Mamiko Reeves serves as the Assistant Vice President and Dean of International Programs at Northwood University, a not-for-profit private business university in Midland, Michigan. Her responsibilities include oversight of International Program Centers (IPC), Study Abroad/Exchange programs, SEVIS compliance, campus internationalization, International admission, Intensive English Program and international student support. She serves as a board member and a liaison, conducting site visits and audits, at IPCs in China, Sri Lanka, Malaysia, and Switzerland (student enrollment at 1350). She works with 25 additional partner universities around the globe and develops international business and partnership.
Mamiko has a passion for global education and providing cross-cultural opportunities for students, faculty and staff. She established and led an award-winning, collaborative study abroad program to China and India with the Young Presidents’ Organization-World Presidents’ Organization over the last 7 years. She also launched an international job shadow event in collaboration with the Midland Area Community Foundation and Midland Chamber of Commerce. Mamiko serves as a board of trustee for Youth for Understanding USA, Michigan American Council of Education (MI-ACE), she also serves as a committee member of Sister City student exchange for city of Midland.

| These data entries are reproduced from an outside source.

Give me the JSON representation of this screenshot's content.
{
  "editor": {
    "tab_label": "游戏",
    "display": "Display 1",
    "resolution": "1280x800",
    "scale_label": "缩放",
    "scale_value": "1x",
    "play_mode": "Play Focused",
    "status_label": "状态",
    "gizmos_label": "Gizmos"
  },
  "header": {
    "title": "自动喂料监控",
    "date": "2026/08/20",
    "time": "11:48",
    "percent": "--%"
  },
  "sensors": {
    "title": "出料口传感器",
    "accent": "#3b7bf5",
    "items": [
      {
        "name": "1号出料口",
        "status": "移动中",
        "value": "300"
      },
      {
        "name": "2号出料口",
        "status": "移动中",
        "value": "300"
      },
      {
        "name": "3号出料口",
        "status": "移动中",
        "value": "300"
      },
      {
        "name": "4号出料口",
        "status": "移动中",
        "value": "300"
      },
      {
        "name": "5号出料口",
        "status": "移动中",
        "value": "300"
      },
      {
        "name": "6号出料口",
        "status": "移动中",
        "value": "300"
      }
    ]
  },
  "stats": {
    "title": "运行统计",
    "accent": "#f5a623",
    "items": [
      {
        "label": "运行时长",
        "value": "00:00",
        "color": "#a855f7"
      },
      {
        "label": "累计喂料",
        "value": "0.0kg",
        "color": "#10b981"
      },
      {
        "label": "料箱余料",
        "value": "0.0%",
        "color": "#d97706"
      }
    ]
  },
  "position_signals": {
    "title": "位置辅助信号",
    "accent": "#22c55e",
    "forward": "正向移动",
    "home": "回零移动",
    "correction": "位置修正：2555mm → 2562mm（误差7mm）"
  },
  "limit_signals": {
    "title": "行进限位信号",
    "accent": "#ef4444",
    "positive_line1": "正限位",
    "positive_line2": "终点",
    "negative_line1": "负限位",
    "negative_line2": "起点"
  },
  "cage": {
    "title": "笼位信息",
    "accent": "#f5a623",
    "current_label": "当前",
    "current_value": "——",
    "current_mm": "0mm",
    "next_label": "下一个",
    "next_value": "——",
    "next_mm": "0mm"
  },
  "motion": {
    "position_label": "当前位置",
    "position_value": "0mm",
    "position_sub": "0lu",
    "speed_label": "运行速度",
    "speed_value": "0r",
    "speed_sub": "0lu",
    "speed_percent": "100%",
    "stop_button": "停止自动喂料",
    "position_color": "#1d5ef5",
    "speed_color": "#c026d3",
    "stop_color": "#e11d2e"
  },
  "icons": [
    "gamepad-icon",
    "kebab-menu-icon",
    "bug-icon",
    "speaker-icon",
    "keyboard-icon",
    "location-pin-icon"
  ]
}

Mamiko started her career with IR Japan, an Investor Relations company, as an account executive, and served as an international marketing and sales representative at Sony Corporation in Tokyo. She served for Japan International Cooperation Agency as a translator and facilitator for civil servant delegations from Malaysia, Indonesia, Singapore, Brunei and Palau. She also worked as a volunteer counselor for the Tokyo English Life Line taking crisis calls. After moving to the USA, she worked as a consultant to Dow Chemical and Dow Corning Corporation providing cross-cultural training and destination services for their managers, expats and new hires. She also served as long term volunteer and a consultant for YFU USA and YFU Japan providing orientations, training, student counseling and crisis management. In higher education, she has taught Japanese language and culture as an adjunct faculty at Saginaw Valley State University and career development courses at Central Michigan University. She also contributed to a program on Japan for educators and administrators at Yale University. Mamiko was born in Nagoya, Japan. She earned a B.A. in Communications at Nanzan University (Nagoya), and a M. A. from Central Michigan University in Counseling and Ed.D from Northeastern University in Organizational Leadership. Mamiko is a former marathon runner, triathlete and spinning instructor.
To me, women empowerment is to create opportunities for women to reflect on their experiences, and have them make connection between their experiences and skills/knowledge required to take action and go outside of their comfort zone. If they do not have relevant experience, I will encourage to set them attainable goals to gain skills and knowledge so they will feel confident to reach stretch goals. It has a lot to do with building self-efficacy.
When I was 13 years old, Mother Theresa came to my junior high school in Japan. I could not speak English well, so I did not remember what she said, but I remember shaking her hands and thinking, “Wow. If this tiny little wrinkly woman can help people in India and change the world, I should be able to do something too.”
Another critical moment was when Asian higher education administrator told me they were happy to see me in a management position. I realized me being in a leadership position will help other women, especially Asian women, to feel encouraged and motivated to achieve higher.
An empowered person has strong guiding principle, authenticity, humility and is not afraid to fail.She also has resiliency, self-efficacy and surrounds herself with positive people.
Giving women challenging opportunities to fail, but then discussing how they could have done things differently, and encouraging them to try the same project again. In order to build confidence, women need to acquire skills to overcome challenges.
People say it is good to find passion in life. Even when one is passionate about what we do, sometimes we get down or discouraged. Just like a computer cannot go on without re-charging power, we need to know what charges our energy. For example, going out for a walk, setting aside quiet time every day, etc.